Department of Anesthesiology, St Luc Hospital UCL Medical School, Brussels, Belgium

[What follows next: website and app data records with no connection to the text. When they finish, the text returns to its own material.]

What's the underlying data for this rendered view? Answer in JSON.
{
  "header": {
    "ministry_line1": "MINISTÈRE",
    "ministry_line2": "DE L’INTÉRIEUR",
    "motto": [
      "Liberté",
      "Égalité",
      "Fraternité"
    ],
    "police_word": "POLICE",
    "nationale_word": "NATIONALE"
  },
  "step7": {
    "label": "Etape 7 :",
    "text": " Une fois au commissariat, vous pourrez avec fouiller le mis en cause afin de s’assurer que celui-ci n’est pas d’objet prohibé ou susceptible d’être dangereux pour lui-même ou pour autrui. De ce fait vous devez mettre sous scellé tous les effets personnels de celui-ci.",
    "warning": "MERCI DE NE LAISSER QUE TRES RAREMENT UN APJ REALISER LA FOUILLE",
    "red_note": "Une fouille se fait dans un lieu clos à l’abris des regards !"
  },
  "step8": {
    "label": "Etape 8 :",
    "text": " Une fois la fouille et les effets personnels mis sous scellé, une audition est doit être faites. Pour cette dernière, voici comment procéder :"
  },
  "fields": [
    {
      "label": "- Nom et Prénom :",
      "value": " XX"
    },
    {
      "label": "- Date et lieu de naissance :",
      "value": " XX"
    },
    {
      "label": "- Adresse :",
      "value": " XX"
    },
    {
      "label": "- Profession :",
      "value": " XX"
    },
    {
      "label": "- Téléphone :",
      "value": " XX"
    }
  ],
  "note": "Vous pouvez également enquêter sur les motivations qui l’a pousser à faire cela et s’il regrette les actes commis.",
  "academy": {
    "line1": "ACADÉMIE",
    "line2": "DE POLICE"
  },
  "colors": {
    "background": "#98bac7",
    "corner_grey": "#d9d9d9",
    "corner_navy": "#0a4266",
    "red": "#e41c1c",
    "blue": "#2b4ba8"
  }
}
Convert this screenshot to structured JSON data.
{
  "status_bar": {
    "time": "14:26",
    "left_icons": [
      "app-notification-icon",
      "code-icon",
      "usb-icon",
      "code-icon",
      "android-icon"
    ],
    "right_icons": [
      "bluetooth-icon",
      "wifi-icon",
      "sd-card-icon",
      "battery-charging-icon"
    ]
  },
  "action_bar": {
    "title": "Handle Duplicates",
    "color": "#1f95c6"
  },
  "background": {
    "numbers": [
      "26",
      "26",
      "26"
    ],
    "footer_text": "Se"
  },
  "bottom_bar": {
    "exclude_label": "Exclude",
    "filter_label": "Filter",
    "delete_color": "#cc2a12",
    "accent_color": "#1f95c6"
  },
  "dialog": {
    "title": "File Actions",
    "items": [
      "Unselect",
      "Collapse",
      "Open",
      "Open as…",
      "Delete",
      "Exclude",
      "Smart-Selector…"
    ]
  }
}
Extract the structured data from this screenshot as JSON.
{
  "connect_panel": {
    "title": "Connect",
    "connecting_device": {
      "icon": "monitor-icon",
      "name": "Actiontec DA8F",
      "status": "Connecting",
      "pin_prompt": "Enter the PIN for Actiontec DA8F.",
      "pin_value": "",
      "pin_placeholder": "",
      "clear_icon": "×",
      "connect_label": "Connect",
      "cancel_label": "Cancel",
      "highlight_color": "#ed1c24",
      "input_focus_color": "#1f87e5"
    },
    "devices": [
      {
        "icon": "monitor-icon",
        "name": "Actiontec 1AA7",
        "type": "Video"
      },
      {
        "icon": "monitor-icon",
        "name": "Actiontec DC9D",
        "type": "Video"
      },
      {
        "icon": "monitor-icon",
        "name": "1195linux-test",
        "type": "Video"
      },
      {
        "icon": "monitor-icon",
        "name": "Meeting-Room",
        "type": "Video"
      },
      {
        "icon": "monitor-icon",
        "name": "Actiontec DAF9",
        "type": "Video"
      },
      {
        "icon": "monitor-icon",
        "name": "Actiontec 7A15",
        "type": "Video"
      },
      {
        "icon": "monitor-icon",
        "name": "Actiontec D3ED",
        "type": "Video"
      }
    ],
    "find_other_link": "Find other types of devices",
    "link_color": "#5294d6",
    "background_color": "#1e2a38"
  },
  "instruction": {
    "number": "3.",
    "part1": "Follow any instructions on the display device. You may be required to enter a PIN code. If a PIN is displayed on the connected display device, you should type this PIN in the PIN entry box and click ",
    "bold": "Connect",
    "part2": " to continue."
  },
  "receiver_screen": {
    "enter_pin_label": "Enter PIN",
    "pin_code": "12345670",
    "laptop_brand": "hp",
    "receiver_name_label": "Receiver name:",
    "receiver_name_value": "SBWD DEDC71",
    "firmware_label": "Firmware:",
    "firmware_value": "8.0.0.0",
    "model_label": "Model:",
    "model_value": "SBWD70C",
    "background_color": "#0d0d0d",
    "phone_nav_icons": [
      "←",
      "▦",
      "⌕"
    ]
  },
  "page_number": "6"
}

Inflammation can be defined as the host response when confronted with an aggression. The purpose of the inflammatory reaction is the defense of the host for re-establishing the baseline homeostasis of the organism. Compared to the neuroendocrine changes associated to the stress response to injury, the inflammatory reaction is the major determinant of patient’s recovery in the perioperative period. Perioperative inflammation is involved in the occurrence of various postoperative adverse outcomes other than only acute pain. By consequence, perioperative strategies which limit or control the inflammatory response might have beneficial effects on patient’s recovery. The present review summarizes the current knowledges on the interactions between some of these strategies, specifically regional anesthesia (RA) techniques, and inflammation in the context of perioperative medicine. Regional anesthesia through its components i.e. local anesthetics and analgesic adjuvants like alpha-2 adrenergic agonists (clonidine, dexmedetomidine) modulates the inflammatory response consecutive to tissue injury by various mechanisms, at different levels. While experimental studies have shown that RA techniques modulate both local and systemic inflammatory reactions, in contrast, clinical findings are inconsistent as actual RA techniques fail to impact major patients’ outcomes beyond immediate postoperative analgesia. The discrepancy between experimental findings and clinical observations asks questions and argues for a different view of perioperative inflammatory processes, in other words for an individualized management of the patients. Future developments of tools to quantify inflammatory and immune profile of patients might certainly lead to exciting findings and to major improvements in perioperative medicine.